[Supplied material — start]

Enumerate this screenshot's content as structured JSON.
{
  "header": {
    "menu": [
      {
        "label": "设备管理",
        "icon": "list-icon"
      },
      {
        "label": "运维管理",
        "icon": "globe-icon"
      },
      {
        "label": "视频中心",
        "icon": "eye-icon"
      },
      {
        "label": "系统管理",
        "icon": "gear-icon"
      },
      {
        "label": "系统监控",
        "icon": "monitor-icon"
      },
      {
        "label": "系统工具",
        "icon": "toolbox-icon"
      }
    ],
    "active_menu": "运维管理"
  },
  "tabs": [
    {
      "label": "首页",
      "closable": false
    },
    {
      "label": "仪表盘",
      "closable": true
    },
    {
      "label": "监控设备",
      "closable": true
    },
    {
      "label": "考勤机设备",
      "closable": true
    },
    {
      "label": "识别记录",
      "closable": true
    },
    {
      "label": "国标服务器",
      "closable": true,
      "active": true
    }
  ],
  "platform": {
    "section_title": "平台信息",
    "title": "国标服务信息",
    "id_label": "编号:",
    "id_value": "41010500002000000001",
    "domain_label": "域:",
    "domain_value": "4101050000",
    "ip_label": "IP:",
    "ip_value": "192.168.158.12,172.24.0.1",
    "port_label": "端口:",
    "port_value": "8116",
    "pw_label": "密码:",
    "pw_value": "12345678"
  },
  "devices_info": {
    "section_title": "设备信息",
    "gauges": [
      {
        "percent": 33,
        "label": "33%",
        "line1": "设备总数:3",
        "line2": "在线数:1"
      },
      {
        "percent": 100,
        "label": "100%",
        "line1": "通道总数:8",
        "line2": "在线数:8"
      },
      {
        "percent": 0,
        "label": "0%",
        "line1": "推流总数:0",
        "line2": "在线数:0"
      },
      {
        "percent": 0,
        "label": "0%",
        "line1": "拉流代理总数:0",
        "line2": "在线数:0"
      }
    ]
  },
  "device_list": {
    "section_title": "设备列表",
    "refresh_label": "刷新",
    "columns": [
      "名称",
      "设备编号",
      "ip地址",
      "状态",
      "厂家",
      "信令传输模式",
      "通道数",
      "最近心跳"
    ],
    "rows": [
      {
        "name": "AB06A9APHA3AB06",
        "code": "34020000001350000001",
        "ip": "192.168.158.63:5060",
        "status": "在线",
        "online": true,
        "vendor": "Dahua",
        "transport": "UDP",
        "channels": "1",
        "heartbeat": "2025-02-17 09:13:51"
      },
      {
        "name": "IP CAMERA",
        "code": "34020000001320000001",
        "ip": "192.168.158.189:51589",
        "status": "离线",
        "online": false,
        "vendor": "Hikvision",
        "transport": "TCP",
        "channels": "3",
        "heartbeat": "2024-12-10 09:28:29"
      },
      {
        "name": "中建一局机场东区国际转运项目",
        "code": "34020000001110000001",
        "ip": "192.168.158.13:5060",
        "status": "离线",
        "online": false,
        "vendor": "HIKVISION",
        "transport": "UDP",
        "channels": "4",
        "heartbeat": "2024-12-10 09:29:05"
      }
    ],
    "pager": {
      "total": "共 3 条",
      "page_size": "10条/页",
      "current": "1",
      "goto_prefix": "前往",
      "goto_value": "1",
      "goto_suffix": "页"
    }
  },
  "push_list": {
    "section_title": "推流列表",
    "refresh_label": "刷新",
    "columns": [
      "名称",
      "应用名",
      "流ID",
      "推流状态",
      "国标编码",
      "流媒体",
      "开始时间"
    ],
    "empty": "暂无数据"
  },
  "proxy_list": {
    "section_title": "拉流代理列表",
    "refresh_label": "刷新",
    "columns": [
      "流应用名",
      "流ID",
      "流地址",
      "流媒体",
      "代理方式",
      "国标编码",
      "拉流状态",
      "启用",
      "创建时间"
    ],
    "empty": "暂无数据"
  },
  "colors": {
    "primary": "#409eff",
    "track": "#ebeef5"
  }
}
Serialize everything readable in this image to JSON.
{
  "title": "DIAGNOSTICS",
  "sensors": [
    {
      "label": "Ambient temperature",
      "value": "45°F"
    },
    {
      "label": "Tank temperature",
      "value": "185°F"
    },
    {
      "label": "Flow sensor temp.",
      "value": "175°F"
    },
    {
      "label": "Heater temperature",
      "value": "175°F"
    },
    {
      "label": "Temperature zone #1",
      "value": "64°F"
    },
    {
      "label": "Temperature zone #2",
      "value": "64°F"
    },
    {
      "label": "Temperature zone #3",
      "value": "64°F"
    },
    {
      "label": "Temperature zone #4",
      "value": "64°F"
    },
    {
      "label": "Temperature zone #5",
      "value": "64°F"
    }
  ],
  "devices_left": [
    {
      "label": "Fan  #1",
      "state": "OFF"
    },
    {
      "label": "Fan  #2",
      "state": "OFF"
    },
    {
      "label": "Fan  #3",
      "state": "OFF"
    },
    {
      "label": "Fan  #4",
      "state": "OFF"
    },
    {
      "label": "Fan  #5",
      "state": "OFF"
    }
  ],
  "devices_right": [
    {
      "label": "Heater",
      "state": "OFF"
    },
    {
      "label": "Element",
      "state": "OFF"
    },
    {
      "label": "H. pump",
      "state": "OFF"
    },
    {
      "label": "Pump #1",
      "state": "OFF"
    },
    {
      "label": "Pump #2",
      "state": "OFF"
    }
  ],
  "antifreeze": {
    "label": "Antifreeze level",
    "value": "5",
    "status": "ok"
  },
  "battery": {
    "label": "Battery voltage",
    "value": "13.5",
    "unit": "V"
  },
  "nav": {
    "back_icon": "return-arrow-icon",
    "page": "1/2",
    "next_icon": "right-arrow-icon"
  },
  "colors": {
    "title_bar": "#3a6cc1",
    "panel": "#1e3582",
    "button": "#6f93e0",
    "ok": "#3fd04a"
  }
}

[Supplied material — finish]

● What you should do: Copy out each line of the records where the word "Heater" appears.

● Solution for this exercise:
      "label": "Heater temperature",
      "label": "Heater",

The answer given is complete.